[Page and application data records]:
+++

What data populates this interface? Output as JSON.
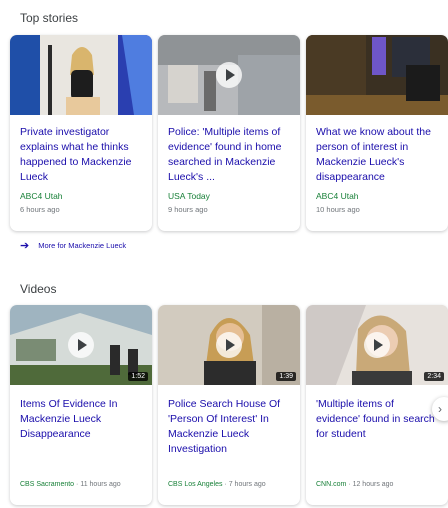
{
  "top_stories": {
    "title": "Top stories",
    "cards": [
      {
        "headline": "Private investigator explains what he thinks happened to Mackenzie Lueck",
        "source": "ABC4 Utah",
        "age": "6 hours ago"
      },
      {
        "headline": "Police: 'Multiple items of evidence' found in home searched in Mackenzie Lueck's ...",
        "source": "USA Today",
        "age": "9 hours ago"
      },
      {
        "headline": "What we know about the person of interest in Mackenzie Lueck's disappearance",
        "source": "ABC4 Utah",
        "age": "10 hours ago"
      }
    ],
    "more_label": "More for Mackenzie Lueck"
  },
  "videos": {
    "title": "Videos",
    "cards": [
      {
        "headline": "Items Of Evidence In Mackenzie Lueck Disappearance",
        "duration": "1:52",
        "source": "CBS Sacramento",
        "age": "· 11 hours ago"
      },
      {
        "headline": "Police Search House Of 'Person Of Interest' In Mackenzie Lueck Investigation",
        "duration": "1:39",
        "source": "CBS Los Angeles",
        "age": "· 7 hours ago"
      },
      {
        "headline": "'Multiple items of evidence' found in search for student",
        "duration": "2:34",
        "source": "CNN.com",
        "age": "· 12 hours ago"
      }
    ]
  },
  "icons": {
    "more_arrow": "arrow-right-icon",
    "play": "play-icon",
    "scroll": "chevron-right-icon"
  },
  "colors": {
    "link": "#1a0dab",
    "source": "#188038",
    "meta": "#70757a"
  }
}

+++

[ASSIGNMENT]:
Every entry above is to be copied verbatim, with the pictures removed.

[WRITTEN REPLY]:
What data populates this interface? Output as JSON.
{
  "top_stories": {
    "title": "Top stories",
    "cards": [
      {
        "headline": "Private investigator explains what he thinks happened to Mackenzie Lueck",
        "source": "ABC4 Utah",
        "age": "6 hours ago"
      },
      {
        "headline": "Police: 'Multiple items of evidence' found in home searched in Mackenzie Lueck's ...",
        "source": "USA Today",
        "age": "9 hours ago"
      },
      {
        "headline": "What we know about the person of interest in Mackenzie Lueck's disappearance",
        "source": "ABC4 Utah",
        "age": "10 hours ago"
      }
    ],
    "more_label": "More for Mackenzie Lueck"
  },
  "videos": {
    "title": "Videos",
    "cards": [
      {
        "headline": "Items Of Evidence In Mackenzie Lueck Disappearance",
        "duration": "1:52",
        "source": "CBS Sacramento",
        "age": "· 11 hours ago"
      },
      {
        "headline": "Police Search House Of 'Person Of Interest' In Mackenzie Lueck Investigation",
        "duration": "1:39",
        "source": "CBS Los Angeles",
        "age": "· 7 hours ago"
      },
      {
        "headline": "'Multiple items of evidence' found in search for student",
        "duration": "2:34",
        "source": "CNN.com",
        "age": "· 12 hours ago"
      }
    ]
  },
  "icons": {
    "more_arrow": "arrow-right-icon",
    "play": "play-icon",
    "scroll": "chevron-right-icon"
  },
  "colors": {
    "link": "#1a0dab",
    "source": "#188038",
    "meta": "#70757a"
  }
}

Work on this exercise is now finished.